▸ WORK REQUIRED:
Below are entries. Pull out all lines containing "Default".

(Records from a data collection)

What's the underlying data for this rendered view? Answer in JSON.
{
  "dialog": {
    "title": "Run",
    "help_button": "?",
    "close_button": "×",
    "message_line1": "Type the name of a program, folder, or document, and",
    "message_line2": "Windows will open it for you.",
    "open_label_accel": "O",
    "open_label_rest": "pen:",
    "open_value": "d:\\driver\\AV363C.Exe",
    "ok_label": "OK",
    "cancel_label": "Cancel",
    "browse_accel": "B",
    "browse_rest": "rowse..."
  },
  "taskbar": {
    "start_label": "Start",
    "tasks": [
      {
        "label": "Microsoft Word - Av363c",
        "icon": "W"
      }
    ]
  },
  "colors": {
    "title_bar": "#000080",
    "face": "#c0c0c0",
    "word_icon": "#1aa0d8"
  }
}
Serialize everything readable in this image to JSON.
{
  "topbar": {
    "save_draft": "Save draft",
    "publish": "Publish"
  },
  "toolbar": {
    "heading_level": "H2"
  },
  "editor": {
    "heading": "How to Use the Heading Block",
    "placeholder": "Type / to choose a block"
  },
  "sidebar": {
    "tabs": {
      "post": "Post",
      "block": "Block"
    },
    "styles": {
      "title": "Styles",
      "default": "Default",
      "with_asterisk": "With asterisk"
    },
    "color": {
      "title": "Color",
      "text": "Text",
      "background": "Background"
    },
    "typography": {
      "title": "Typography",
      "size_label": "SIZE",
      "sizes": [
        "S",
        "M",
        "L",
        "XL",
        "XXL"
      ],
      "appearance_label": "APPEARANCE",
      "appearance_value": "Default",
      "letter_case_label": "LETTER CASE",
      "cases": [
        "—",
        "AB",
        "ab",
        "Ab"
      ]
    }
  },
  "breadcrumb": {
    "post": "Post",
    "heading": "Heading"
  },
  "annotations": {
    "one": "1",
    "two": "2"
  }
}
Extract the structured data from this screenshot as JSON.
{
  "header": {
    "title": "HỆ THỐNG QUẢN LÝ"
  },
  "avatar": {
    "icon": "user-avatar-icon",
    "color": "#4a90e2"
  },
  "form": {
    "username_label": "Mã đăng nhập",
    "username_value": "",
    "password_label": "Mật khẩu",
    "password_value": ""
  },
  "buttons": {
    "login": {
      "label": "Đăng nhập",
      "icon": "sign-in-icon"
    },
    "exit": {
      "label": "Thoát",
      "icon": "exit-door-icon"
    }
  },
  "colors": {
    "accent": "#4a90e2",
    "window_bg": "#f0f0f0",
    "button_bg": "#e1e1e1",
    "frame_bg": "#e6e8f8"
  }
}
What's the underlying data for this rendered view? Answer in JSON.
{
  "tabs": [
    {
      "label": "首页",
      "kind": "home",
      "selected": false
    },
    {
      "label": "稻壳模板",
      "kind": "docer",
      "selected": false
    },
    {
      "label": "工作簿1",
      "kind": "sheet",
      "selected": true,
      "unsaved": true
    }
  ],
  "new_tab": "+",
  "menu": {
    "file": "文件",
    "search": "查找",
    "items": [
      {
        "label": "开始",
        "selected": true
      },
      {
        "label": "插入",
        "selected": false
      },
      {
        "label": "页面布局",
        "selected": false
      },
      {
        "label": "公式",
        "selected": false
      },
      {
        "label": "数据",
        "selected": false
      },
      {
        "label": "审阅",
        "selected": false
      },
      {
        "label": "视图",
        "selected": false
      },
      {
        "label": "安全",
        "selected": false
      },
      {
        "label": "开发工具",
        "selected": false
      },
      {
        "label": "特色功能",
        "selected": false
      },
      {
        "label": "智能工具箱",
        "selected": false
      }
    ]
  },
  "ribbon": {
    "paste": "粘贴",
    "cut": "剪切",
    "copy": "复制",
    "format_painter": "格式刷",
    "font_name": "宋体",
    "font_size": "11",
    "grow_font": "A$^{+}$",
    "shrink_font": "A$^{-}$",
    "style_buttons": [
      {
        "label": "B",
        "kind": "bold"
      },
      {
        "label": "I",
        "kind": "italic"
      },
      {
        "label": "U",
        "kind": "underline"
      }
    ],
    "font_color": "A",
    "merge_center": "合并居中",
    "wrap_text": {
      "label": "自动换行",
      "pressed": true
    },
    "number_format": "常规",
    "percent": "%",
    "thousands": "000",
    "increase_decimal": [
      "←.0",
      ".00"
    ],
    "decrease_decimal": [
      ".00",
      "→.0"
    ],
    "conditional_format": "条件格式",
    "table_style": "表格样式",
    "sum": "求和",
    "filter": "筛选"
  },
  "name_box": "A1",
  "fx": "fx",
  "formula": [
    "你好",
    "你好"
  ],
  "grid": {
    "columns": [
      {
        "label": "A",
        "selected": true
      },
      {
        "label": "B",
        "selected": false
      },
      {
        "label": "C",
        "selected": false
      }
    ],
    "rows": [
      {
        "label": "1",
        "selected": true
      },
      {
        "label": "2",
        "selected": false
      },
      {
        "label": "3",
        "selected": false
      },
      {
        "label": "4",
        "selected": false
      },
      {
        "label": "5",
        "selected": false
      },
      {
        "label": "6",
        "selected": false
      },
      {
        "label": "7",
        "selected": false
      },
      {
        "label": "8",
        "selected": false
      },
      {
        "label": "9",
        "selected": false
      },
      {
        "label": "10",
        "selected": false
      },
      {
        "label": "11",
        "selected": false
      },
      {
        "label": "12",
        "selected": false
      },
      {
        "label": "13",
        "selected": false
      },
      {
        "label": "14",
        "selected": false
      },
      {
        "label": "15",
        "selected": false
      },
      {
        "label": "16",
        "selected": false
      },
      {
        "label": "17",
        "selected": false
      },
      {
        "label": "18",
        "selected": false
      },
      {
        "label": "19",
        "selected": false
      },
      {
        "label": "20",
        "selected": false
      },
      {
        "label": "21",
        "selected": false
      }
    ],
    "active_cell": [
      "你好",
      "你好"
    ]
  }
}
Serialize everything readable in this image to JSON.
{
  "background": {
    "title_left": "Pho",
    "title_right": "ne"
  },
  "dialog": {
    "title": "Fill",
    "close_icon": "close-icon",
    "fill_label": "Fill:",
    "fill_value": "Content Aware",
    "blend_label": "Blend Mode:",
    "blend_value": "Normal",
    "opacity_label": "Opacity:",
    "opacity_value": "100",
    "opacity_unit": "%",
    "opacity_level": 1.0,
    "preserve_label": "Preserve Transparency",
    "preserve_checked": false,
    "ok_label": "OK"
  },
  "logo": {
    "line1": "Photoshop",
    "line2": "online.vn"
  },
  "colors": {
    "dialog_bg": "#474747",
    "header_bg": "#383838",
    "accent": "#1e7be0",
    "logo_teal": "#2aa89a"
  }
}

▸ WORKED SOLUTION:
      "default": "Default",
      "appearance_value": "Default",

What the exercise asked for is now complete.